*EXERCISE DIRECTIONS:*
Without including the pictures, copy each line below exactly as it reads.

*DATA IN THIS EXERCISE:*
════
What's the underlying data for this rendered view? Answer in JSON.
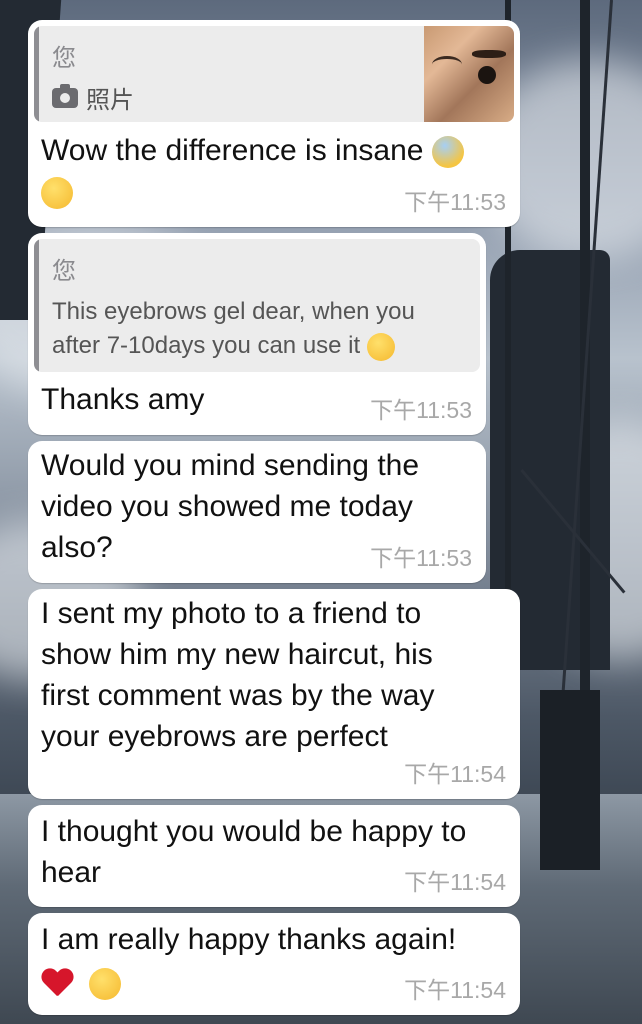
{
  "messages": [
    {
      "quote_author": "您",
      "quote_photo_label": "照片",
      "text": "Wow the difference is insane",
      "time": "下午11:53",
      "emojis": [
        "face-screaming-in-fear-emoji",
        "heart-eyes-emoji"
      ]
    },
    {
      "quote_author": "您",
      "quote_line1": "This eyebrows gel dear, when you",
      "quote_line2": "after 7-10days you can use it",
      "quote_emoji": "hugging-face-emoji",
      "text": "Thanks amy",
      "time": "下午11:53"
    },
    {
      "line1": "Would you mind sending the",
      "line2": "video you showed me today",
      "line3": "also?",
      "time": "下午11:53"
    },
    {
      "line1": "I sent my photo to a friend to",
      "line2": "show him my new haircut, his",
      "line3": "first comment was by the way",
      "line4": "your eyebrows are perfect",
      "time": "下午11:54"
    },
    {
      "line1": "I thought you would be happy to",
      "line2": "hear",
      "time": "下午11:54"
    },
    {
      "line1": "I am really happy thanks again!",
      "emojis": [
        "red-heart-emoji",
        "face-blowing-kiss-emoji"
      ],
      "time": "下午11:54"
    }
  ],
  "colors": {
    "bubble": "#ffffff",
    "quote_bg": "#ececec",
    "quote_bar": "#8e8e93",
    "timestamp": "#a8a8a8"
  }
}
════
*OUTPUT OF THE TASK:*
What's the underlying data for this rendered view? Answer in JSON.
{
  "messages": [
    {
      "quote_author": "您",
      "quote_photo_label": "照片",
      "text": "Wow the difference is insane",
      "time": "下午11:53",
      "emojis": [
        "face-screaming-in-fear-emoji",
        "heart-eyes-emoji"
      ]
    },
    {
      "quote_author": "您",
      "quote_line1": "This eyebrows gel dear, when you",
      "quote_line2": "after 7-10days you can use it",
      "quote_emoji": "hugging-face-emoji",
      "text": "Thanks amy",
      "time": "下午11:53"
    },
    {
      "line1": "Would you mind sending the",
      "line2": "video you showed me today",
      "line3": "also?",
      "time": "下午11:53"
    },
    {
      "line1": "I sent my photo to a friend to",
      "line2": "show him my new haircut, his",
      "line3": "first comment was by the way",
      "line4": "your eyebrows are perfect",
      "time": "下午11:54"
    },
    {
      "line1": "I thought you would be happy to",
      "line2": "hear",
      "time": "下午11:54"
    },
    {
      "line1": "I am really happy thanks again!",
      "emojis": [
        "red-heart-emoji",
        "face-blowing-kiss-emoji"
      ],
      "time": "下午11:54"
    }
  ],
  "colors": {
    "bubble": "#ffffff",
    "quote_bg": "#ececec",
    "quote_bar": "#8e8e93",
    "timestamp": "#a8a8a8"
  }
}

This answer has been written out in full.